Other common MU issues

Carefully select the clinical quality measures you will report

For retina specialists the measure-reporting criteria is the most difficult to meet. Medicare is attempting to normalize the quality measures across its programs—including the EHR incentive and Physician Quality Reporting System (PQRS) programs—and it is important to understand each program and how quality-measure reporting differs between them. Medicare provides a full list of measures for all of its different reporting programs. Columns U and V of the complete list indicate whether an individual measure applies to MU.

To demonstrate MU, Medicare requires that you report on Clinical Quality Measures (CQMs), a means to track the quality of care provided and attempt to relate directly to your ability to deliver high-quality care. You must report CQMs during each year of participation, but are not required to report on specific CQMs.

There are 2 sets of CQMs, one for adults and one for children, which are both specialty-agnostic. The measures in each set cover all of Medicare’s National Quality Strategy (NQS) domains and address many aspects of care (eg, health outcomes, clinical process, patient safety, efficient use of resources, care coordination, patient engagements, and adherence to clinical guidelines).

On one hand, CQMs are excellent for hitting the agency’s EHR implementation targets, but on the other hand, selecting CQMs to report on can be difficult when they do not apply well at the physician practice level, as many retina specialists are experiencing. You must fully understand the individual measure requirements and carefully select CQMs to report on to ensure that you are setting yourself up for success.

Check your MU status easily online

Participating in the EHR incentive program is arduous; keeping track of your current status in demonstrating MU is critical to ensure you are not missing any deadlines, incentive payments, or opportunities to appeal MU determinations and ask for reconsiderations. You can login at to check your MU status, including the years of participation and the status of your incentive payment. 

Have only credentialed staff entering computerized physician orders

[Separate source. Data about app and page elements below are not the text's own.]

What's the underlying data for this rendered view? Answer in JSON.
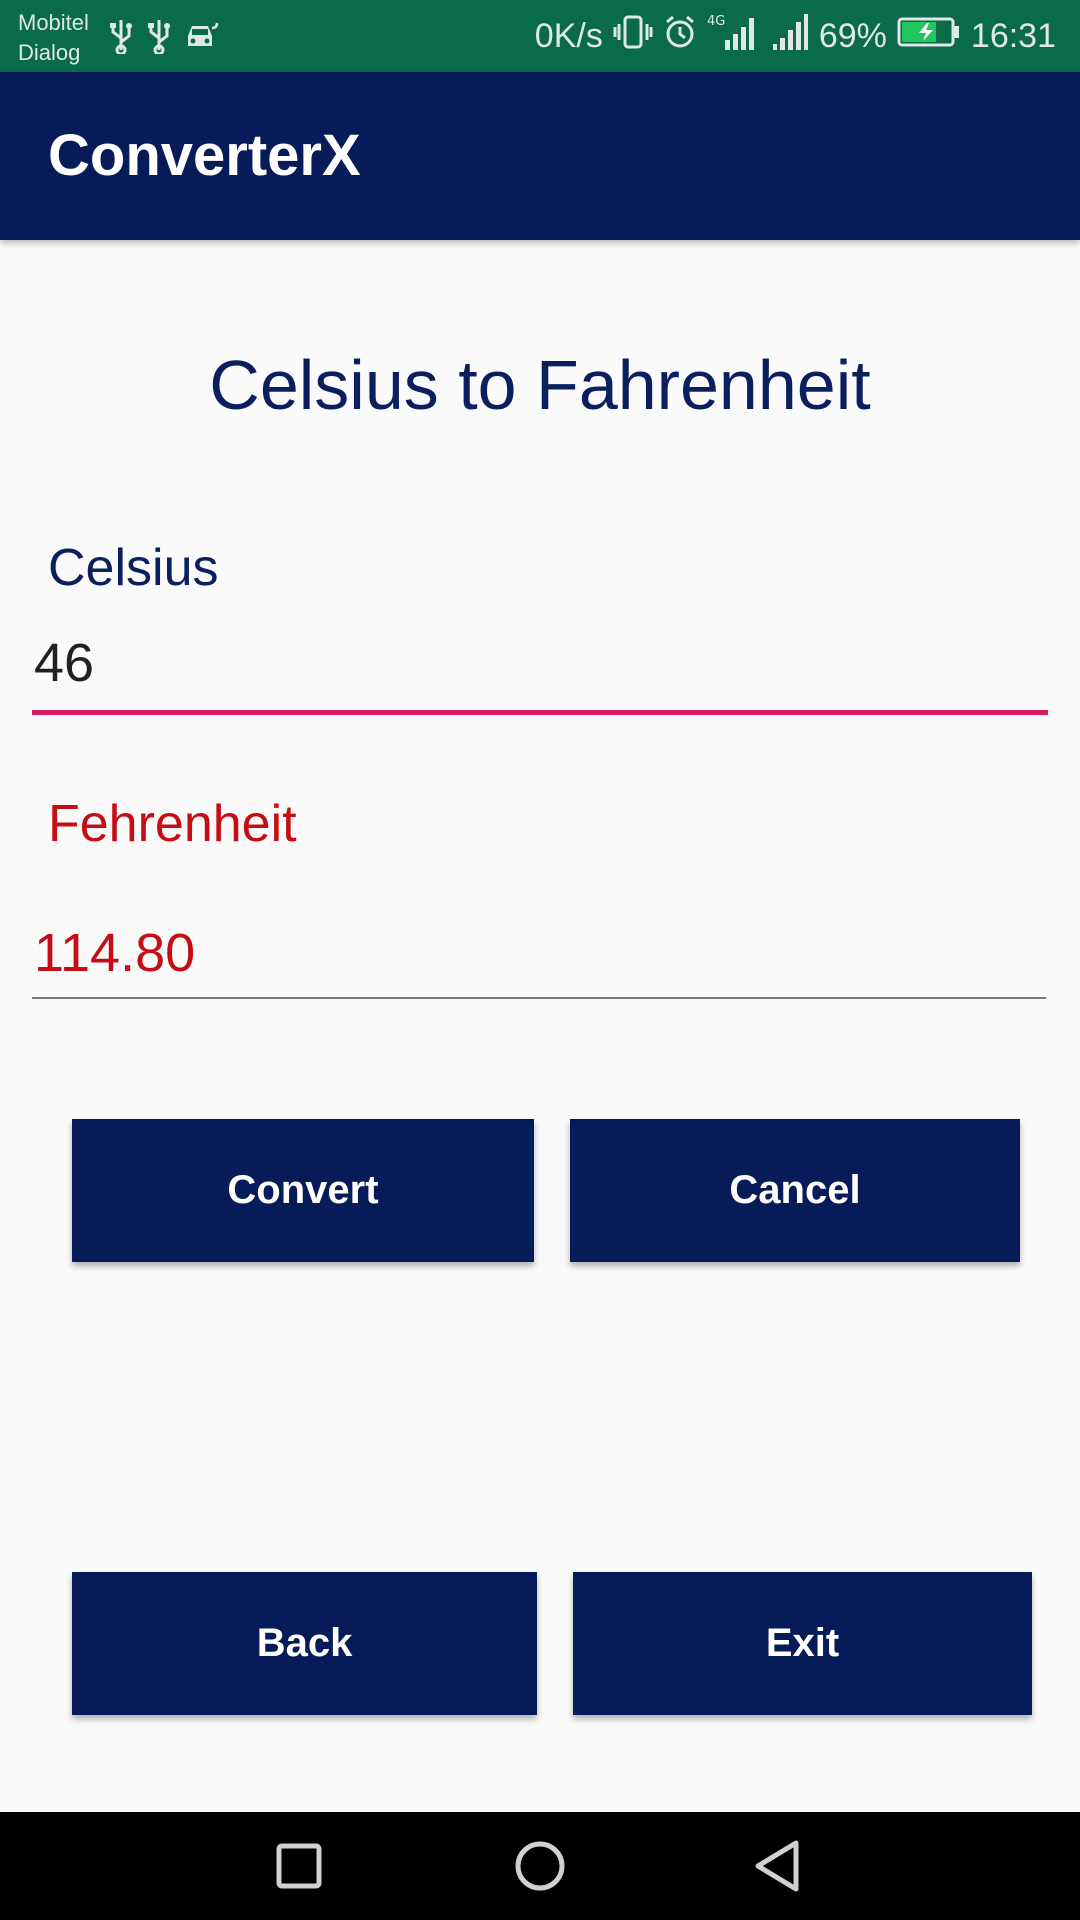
{
  "status_bar": {
    "carrier_line1": "Mobitel",
    "carrier_line2": "Dialog",
    "net_speed": "0K/s",
    "network_type": "4G",
    "battery_percent": "69%",
    "time": "16:31",
    "icons_left": [
      "usb-icon",
      "usb-icon",
      "car-icon"
    ],
    "icons_right": [
      "vibrate-icon",
      "alarm-icon",
      "signal-4g-icon",
      "signal-icon",
      "battery-charging-icon"
    ],
    "background_color": "#0a6a4c"
  },
  "app_bar": {
    "title": "ConverterX",
    "background_color": "#061b57"
  },
  "main": {
    "page_title": "Celsius to Fahrenheit",
    "celsius_label": "Celsius",
    "celsius_value": "46",
    "fahrenheit_label": "Fehrenheit",
    "fahrenheit_value": "114.80",
    "accent_color": "#d81b60",
    "result_color": "#c40d14"
  },
  "buttons": {
    "convert": "Convert",
    "cancel": "Cancel",
    "back": "Back",
    "exit": "Exit"
  },
  "nav_bar": {
    "icons": [
      "recent-apps-icon",
      "home-icon",
      "back-icon"
    ]
  }
}
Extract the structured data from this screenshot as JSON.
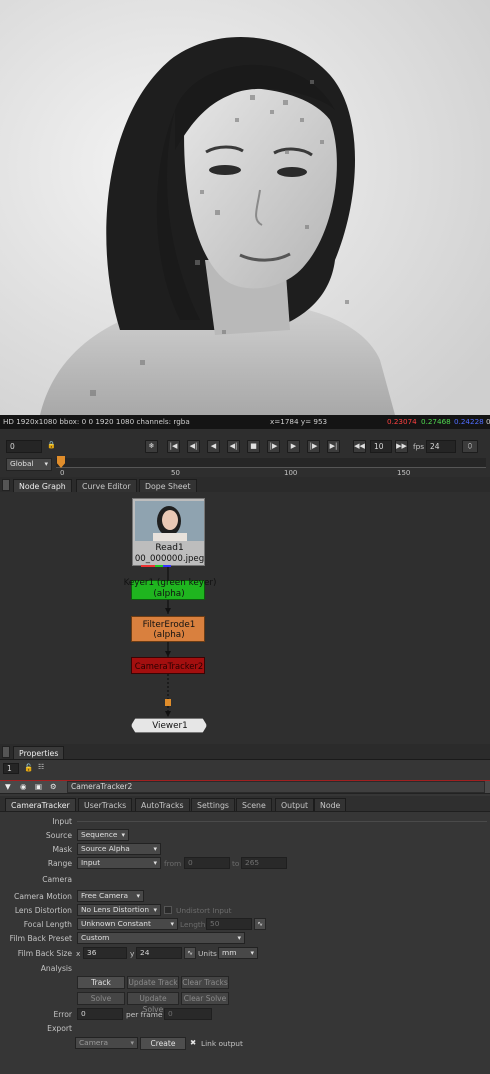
{
  "viewer": {
    "info_left": "HD 1920x1080 bbox: 0 0 1920 1080 channels: rgba",
    "info_coords": "x=1784 y= 953",
    "rgba": {
      "r": "0.23074",
      "g": "0.27468",
      "b": "0.24228",
      "a": "0"
    },
    "colors": {
      "r": "#ff4040",
      "g": "#4fd84f",
      "b": "#4f6cff"
    }
  },
  "transport": {
    "frame": "0",
    "global": "Global",
    "ruler_labels": [
      "0",
      "50",
      "100",
      "150"
    ],
    "skip": "10",
    "fps_label": "fps",
    "fps": "24"
  },
  "node_graph_tabs": [
    "Node Graph",
    "Curve Editor",
    "Dope Sheet"
  ],
  "nodes": {
    "read_name": "Read1",
    "read_file": "00_000000.jpeg",
    "keyer_title": "Keyer1 (green keyer)",
    "keyer_sub": "(alpha)",
    "filter_title": "FilterErode1",
    "filter_sub": "(alpha)",
    "tracker_title": "CameraTracker2",
    "viewer_title": "Viewer1"
  },
  "properties": {
    "pane_title": "Properties",
    "count": "1",
    "node_name": "CameraTracker2",
    "tabs": [
      "CameraTracker",
      "UserTracks",
      "AutoTracks",
      "Settings",
      "Scene",
      "Output",
      "Node"
    ],
    "input_header": "Input",
    "source_label": "Source",
    "source_value": "Sequence",
    "mask_label": "Mask",
    "mask_value": "Source Alpha",
    "range_label": "Range",
    "range_value": "Input",
    "from_label": "from",
    "from_value": "0",
    "to_label": "to",
    "to_value": "265",
    "camera_header": "Camera",
    "camera_motion_label": "Camera Motion",
    "camera_motion_value": "Free Camera",
    "lens_distortion_label": "Lens Distortion",
    "lens_distortion_value": "No Lens Distortion",
    "undistort_label": "Undistort Input",
    "focal_length_label": "Focal Length",
    "focal_length_value": "Unknown Constant",
    "length_label": "Length",
    "length_value": "50",
    "film_back_preset_label": "Film Back Preset",
    "film_back_preset_value": "Custom",
    "film_back_size_label": "Film Back Size",
    "x_label": "x",
    "x_value": "36",
    "y_label": "y",
    "y_value": "24",
    "units_label": "Units",
    "units_value": "mm",
    "analysis_header": "Analysis",
    "track_btn": "Track",
    "update_track_btn": "Update Track",
    "clear_tracks_btn": "Clear Tracks",
    "solve_btn": "Solve",
    "update_solve_btn": "Update Solve",
    "clear_solve_btn": "Clear Solve",
    "error_label": "Error",
    "error_value": "0",
    "per_frame_label": "per frame",
    "per_frame_value": "0",
    "export_header": "Export",
    "export_value": "Camera",
    "create_btn": "Create",
    "link_output_label": "Link output"
  }
}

The core objective requiring Computerized Physician Order Entry (CPOE) has garnered a lot of attention due to Medicare redefining who may enter computerized physician orders to include “credentialed medical assistants.” However, Medicare did not provide much additional guidance as to who qualifies as a certified medical assistant, except to require that these professionals have third-party accreditation, can provide appropriate medical decision support based on assessments of any feedback from the entry system (ie, medication error warnings) and—except in the case of ophthalmology—are not scribes.

While Medicare is not constantly monitoring to ensure that the person entering computerized physician orders, all ONC-certified technology monitors who submits orders, and in the event of an audit, you will need to be able to show that only approved health care professionals are submitting orders.

Payment penalties for failing to previously attest or demonstrate MU start in 2015

The EHR incentive program can provide a helpful add-on payment, but it also comes at a risk to participants. Starting in 2015 (through 2020) you may be subject to a payment penalty for not previously participating in or demonstrating MU. In short, you must demonstrate MU before the current payment year to avoid the MU penalty tied to the current payment year.

The penalties start at 1% in 2015 and increase 1% each year, going up to 5% in 2019 and beyond. Congress may increase the penalty after it assesses the provider MU adoption rate throughout the country. The table below illustrates how the year in which you receive a penalty is linked to a prior reporting period.

Payment Penalty Year







Reporting Period Year







Penalty Amount







 Consult the ASRS meaningful use FAQ for answers to your questions 

Published January 2015